▸ Records shown:

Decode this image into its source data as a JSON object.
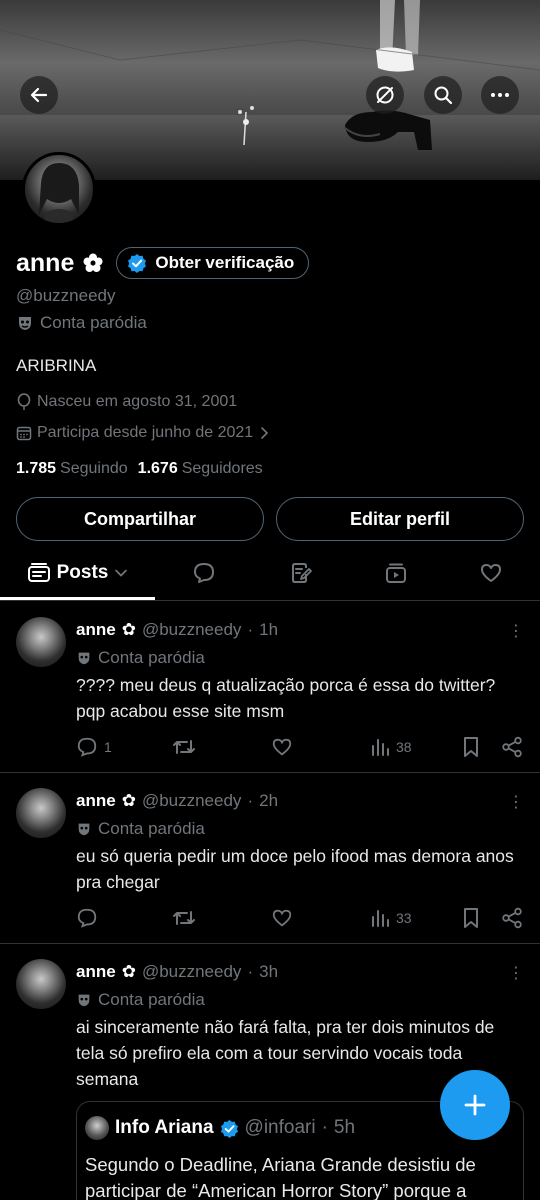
{
  "profile": {
    "name": "anne",
    "verification_label": "Obter verificação",
    "handle": "@buzzneedy",
    "parody_label": "Conta paródia",
    "bio": "ARIBRINA",
    "birth": "Nasceu em agosto 31, 2001",
    "joined": "Participa desde junho de 2021",
    "following_count": "1.785",
    "following_label": "Seguindo",
    "followers_count": "1.676",
    "followers_label": "Seguidores"
  },
  "buttons": {
    "share": "Compartilhar",
    "edit": "Editar perfil"
  },
  "tabs": {
    "posts_label": "Posts",
    "icons": [
      "feed-icon",
      "reply-bubble-icon",
      "article-icon",
      "media-icon",
      "heart-icon"
    ]
  },
  "posts": [
    {
      "name": "anne",
      "handle": "@buzzneedy",
      "time": "1h",
      "parody": "Conta paródia",
      "text": "???? meu deus q atualização porca é essa do twitter? pqp acabou esse site msm",
      "replies": "1",
      "retweets": "",
      "likes": "",
      "views": "38"
    },
    {
      "name": "anne",
      "handle": "@buzzneedy",
      "time": "2h",
      "parody": "Conta paródia",
      "text": "eu só queria pedir um doce pelo ifood mas demora anos pra chegar",
      "replies": "",
      "retweets": "",
      "likes": "",
      "views": "33"
    },
    {
      "name": "anne",
      "handle": "@buzzneedy",
      "time": "3h",
      "parody": "Conta paródia",
      "text": "ai sinceramente não fará falta, pra ter dois minutos de tela só prefiro ela com a tour servindo vocais toda semana",
      "quote": {
        "name": "Info Ariana",
        "handle": "@infoari",
        "time": "5h",
        "text": "Segundo o Deadline, Ariana Grande desistiu de participar de “American Horror Story” porque a"
      }
    }
  ],
  "colors": {
    "accent": "#1d9bf0",
    "background": "#000000",
    "muted": "#71767b",
    "border": "#2f3336"
  }
}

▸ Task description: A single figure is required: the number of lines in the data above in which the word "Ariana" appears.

▸ Answer to the problem: 2